The AAUDE reported that the number of women receiving bachelor’s degrees in STEM fields has increased 27 percent, from 70,537 in 2004 to 89,817 in 2010, making up 40 percent of STEM degrees granted that year. The number of women who received doctorate degrees nearly doubled from 5,734 to 9,358.
Even so, women with STEM degrees are less likely to work in a STEM occupation, according to the US Department of Commerce. It was reported that out of 2.5 million college-educated female workers with degrees in STEM, only 26 percent are employed in STEM occupations, compared to 40 percent of males with the same qualifications.
Thirty-three percent of college-educated women with STEM degrees enter healthcare or education professions.
“Once they get into the job, they don’t get the promotions, they get the office without windows, they get the worst classrooms,” said Sandra Devenny, assistant professor of biology and academic advisor for the Women in STEM club.
“There is this really subtle discrimination against them,” Devenny said. “It’s that type of atmosphere that makes them want to leave the workforce.”
Devenny worked in STEM occupations for seven years, two as a research associate and five as a development scientist, before committing to being an educator.
“In elementary school and even into middle school, girls are really just as interested as boys in the STEM sciences,” Devenny said. “Something happens when they reach high school and they decide that’s not what they are going to do when they go to college.”

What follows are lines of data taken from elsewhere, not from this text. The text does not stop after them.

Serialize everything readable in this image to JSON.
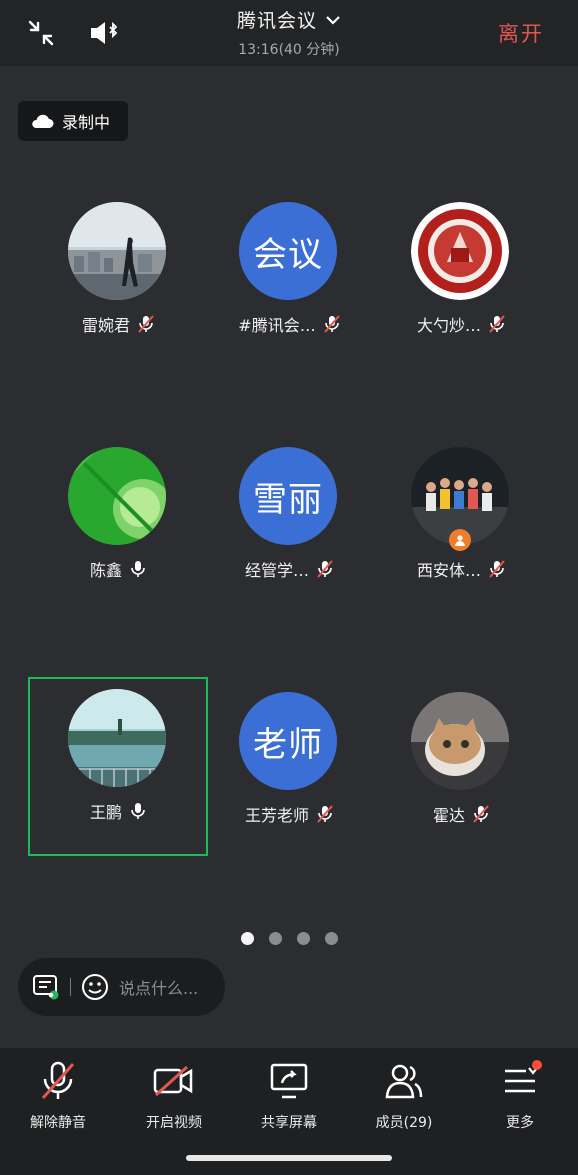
{
  "header": {
    "title": "腾讯会议",
    "time": "13:16(40 分钟)",
    "leave_label": "离开"
  },
  "recording": {
    "label": "录制中"
  },
  "participants": [
    {
      "name": "雷婉君",
      "avatar": "photo",
      "mic": "muted"
    },
    {
      "name": "#腾讯会…",
      "avatar_text": "会议",
      "mic": "muted"
    },
    {
      "name": "大勺炒…",
      "avatar": "seal",
      "mic": "muted"
    },
    {
      "name": "陈鑫",
      "avatar": "green",
      "mic": "on"
    },
    {
      "name": "经管学…",
      "avatar_text": "雪丽",
      "mic": "muted"
    },
    {
      "name": "西安体…",
      "avatar": "group-photo",
      "mic": "muted",
      "host_badge": true
    },
    {
      "name": "王鹏",
      "avatar": "lake",
      "mic": "on",
      "selected": true
    },
    {
      "name": "王芳老师",
      "avatar_text": "老师",
      "mic": "muted"
    },
    {
      "name": "霍达",
      "avatar": "cat",
      "mic": "muted"
    }
  ],
  "pagination": {
    "total": 4,
    "active": 1
  },
  "chat": {
    "placeholder": "说点什么..."
  },
  "toolbar": {
    "unmute": "解除静音",
    "video": "开启视频",
    "share": "共享屏幕",
    "members": "成员(29)",
    "more": "更多"
  },
  "colors": {
    "accent_red": "#e35751",
    "avatar_blue": "#3b6fd6",
    "selected_green": "#1fb85a"
  }
}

While many say progress is being made on the matter, the idea of Women in STEM careers hasn’t been an easy notion to embrace.
“Someone defaced a poster, replacing ‘STEM’ with ‘kitchen’, so it read ‘Women in the kitchen.’” Edwards said. “It didn’t really bother me though because I knew that’s what we were going up against.”

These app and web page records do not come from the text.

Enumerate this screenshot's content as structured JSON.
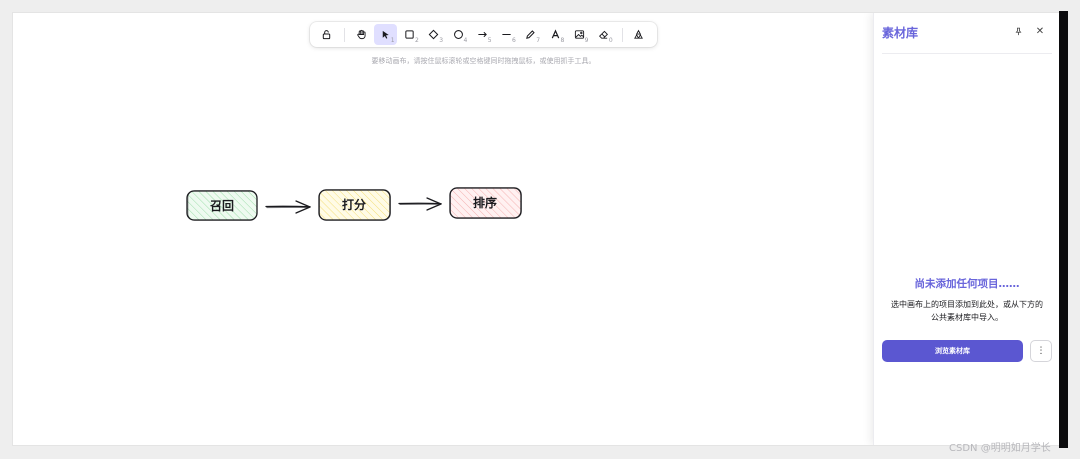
{
  "toolbar": {
    "tools": [
      {
        "icon": "lock-icon",
        "num": ""
      },
      {
        "icon": "hand-icon",
        "num": ""
      },
      {
        "icon": "selection-icon",
        "num": "1",
        "active": true
      },
      {
        "icon": "rectangle-icon",
        "num": "2"
      },
      {
        "icon": "diamond-icon",
        "num": "3"
      },
      {
        "icon": "ellipse-icon",
        "num": "4"
      },
      {
        "icon": "arrow-icon",
        "num": "5"
      },
      {
        "icon": "line-icon",
        "num": "6"
      },
      {
        "icon": "pencil-icon",
        "num": "7"
      },
      {
        "icon": "text-icon",
        "num": "8"
      },
      {
        "icon": "image-icon",
        "num": "9"
      },
      {
        "icon": "eraser-icon",
        "num": "0"
      },
      {
        "icon": "library-icon",
        "num": ""
      }
    ],
    "hint": "要移动画布，请按住鼠标滚轮或空格键同时拖拽鼠标，或使用抓手工具。"
  },
  "canvas": {
    "nodes": [
      {
        "label": "召回",
        "fill": "#c8f0cf"
      },
      {
        "label": "打分",
        "fill": "#fff3b8"
      },
      {
        "label": "排序",
        "fill": "#ffd6d6"
      }
    ],
    "stroke": "#1b1b1f"
  },
  "library": {
    "title": "素材库",
    "pin": "⊥",
    "close": "✕",
    "empty_title": "尚未添加任何项目……",
    "empty_desc_line1": "选中画布上的项目添加到此处，或从下方的",
    "empty_desc_line2": "公共素材库中导入。",
    "browse_button": "浏览素材库",
    "more_button": "⋮",
    "accent": "#6965db"
  },
  "watermark": "CSDN @明明如月学长"
}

Despite negative feedback, Edwards said she is optimistic and for good reason.
While women are comparatively underrepresented in STEM fields, the number of STEM degrees awarded to women has been climbing slowly but consistently, according to AAUDE reports.
Studies show that more women are graduating with doctorates in STEM now than ever before; 36.6 percent of STEM doctorate degrees were awarded to women in 2010, up from 31.2 percent in 2003.
In the 1940’s, Howard Miller created the “We Can Do It!” poster that has become popularized in the 1980’s as a symbol of progressive movements in the advancement of gender diversity in the workplace. For some, Edwards’s efforts evoke the sentiments of the iconic slogan.
“We can do it,” Edwards added. “We can do more.”